▶ Required action:
Here the job is to restate every entry word for word.

▶ Excerpted data:
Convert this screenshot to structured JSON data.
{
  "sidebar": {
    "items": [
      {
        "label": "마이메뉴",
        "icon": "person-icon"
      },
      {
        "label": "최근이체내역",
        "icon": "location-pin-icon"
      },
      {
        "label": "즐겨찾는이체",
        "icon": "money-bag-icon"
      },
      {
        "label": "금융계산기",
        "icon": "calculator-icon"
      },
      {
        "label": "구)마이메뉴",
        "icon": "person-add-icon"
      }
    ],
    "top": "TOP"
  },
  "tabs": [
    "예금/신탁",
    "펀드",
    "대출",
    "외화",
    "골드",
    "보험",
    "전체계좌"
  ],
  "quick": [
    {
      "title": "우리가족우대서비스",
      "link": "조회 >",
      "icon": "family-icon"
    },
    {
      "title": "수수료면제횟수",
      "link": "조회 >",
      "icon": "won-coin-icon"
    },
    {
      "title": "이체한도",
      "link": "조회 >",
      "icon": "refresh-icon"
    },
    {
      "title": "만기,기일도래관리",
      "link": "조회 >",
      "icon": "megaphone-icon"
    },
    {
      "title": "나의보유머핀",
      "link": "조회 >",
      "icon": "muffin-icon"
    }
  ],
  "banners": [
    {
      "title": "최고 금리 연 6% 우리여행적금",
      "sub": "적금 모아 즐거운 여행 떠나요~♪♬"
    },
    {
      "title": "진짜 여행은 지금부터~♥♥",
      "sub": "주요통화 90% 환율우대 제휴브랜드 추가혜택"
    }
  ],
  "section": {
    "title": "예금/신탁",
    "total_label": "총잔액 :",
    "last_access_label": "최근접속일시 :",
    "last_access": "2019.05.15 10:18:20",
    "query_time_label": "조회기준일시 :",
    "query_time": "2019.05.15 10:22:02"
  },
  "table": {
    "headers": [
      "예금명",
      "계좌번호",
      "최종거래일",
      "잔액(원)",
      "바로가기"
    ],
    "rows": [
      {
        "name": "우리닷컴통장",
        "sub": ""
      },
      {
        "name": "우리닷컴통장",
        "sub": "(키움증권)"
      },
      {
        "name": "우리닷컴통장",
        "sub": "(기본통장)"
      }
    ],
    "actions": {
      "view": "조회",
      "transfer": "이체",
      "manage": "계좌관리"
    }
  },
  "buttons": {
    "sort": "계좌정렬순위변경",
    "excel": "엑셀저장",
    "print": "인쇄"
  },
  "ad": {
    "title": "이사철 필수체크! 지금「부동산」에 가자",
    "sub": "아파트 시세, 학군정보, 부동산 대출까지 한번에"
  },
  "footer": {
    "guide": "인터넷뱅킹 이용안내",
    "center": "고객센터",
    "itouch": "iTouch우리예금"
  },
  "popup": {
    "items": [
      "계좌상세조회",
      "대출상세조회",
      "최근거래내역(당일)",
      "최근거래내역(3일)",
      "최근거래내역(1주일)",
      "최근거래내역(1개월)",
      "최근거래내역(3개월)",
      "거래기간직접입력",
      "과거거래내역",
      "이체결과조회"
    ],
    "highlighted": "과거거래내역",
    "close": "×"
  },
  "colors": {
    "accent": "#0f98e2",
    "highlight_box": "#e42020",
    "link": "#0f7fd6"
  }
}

▶ Solution to this exercise:
Convert this screenshot to structured JSON data.
{
  "sidebar": {
    "items": [
      {
        "label": "마이메뉴",
        "icon": "person-icon"
      },
      {
        "label": "최근이체내역",
        "icon": "location-pin-icon"
      },
      {
        "label": "즐겨찾는이체",
        "icon": "money-bag-icon"
      },
      {
        "label": "금융계산기",
        "icon": "calculator-icon"
      },
      {
        "label": "구)마이메뉴",
        "icon": "person-add-icon"
      }
    ],
    "top": "TOP"
  },
  "tabs": [
    "예금/신탁",
    "펀드",
    "대출",
    "외화",
    "골드",
    "보험",
    "전체계좌"
  ],
  "quick": [
    {
      "title": "우리가족우대서비스",
      "link": "조회 >",
      "icon": "family-icon"
    },
    {
      "title": "수수료면제횟수",
      "link": "조회 >",
      "icon": "won-coin-icon"
    },
    {
      "title": "이체한도",
      "link": "조회 >",
      "icon": "refresh-icon"
    },
    {
      "title": "만기,기일도래관리",
      "link": "조회 >",
      "icon": "megaphone-icon"
    },
    {
      "title": "나의보유머핀",
      "link": "조회 >",
      "icon": "muffin-icon"
    }
  ],
  "banners": [
    {
      "title": "최고 금리 연 6% 우리여행적금",
      "sub": "적금 모아 즐거운 여행 떠나요~♪♬"
    },
    {
      "title": "진짜 여행은 지금부터~♥♥",
      "sub": "주요통화 90% 환율우대 제휴브랜드 추가혜택"
    }
  ],
  "section": {
    "title": "예금/신탁",
    "total_label": "총잔액 :",
    "last_access_label": "최근접속일시 :",
    "last_access": "2019.05.15 10:18:20",
    "query_time_label": "조회기준일시 :",
    "query_time": "2019.05.15 10:22:02"
  },
  "table": {
    "headers": [
      "예금명",
      "계좌번호",
      "최종거래일",
      "잔액(원)",
      "바로가기"
    ],
    "rows": [
      {
        "name": "우리닷컴통장",
        "sub": ""
      },
      {
        "name": "우리닷컴통장",
        "sub": "(키움증권)"
      },
      {
        "name": "우리닷컴통장",
        "sub": "(기본통장)"
      }
    ],
    "actions": {
      "view": "조회",
      "transfer": "이체",
      "manage": "계좌관리"
    }
  },
  "buttons": {
    "sort": "계좌정렬순위변경",
    "excel": "엑셀저장",
    "print": "인쇄"
  },
  "ad": {
    "title": "이사철 필수체크! 지금「부동산」에 가자",
    "sub": "아파트 시세, 학군정보, 부동산 대출까지 한번에"
  },
  "footer": {
    "guide": "인터넷뱅킹 이용안내",
    "center": "고객센터",
    "itouch": "iTouch우리예금"
  },
  "popup": {
    "items": [
      "계좌상세조회",
      "대출상세조회",
      "최근거래내역(당일)",
      "최근거래내역(3일)",
      "최근거래내역(1주일)",
      "최근거래내역(1개월)",
      "최근거래내역(3개월)",
      "거래기간직접입력",
      "과거거래내역",
      "이체결과조회"
    ],
    "highlighted": "과거거래내역",
    "close": "×"
  },
  "colors": {
    "accent": "#0f98e2",
    "highlight_box": "#e42020",
    "link": "#0f7fd6"
  }
}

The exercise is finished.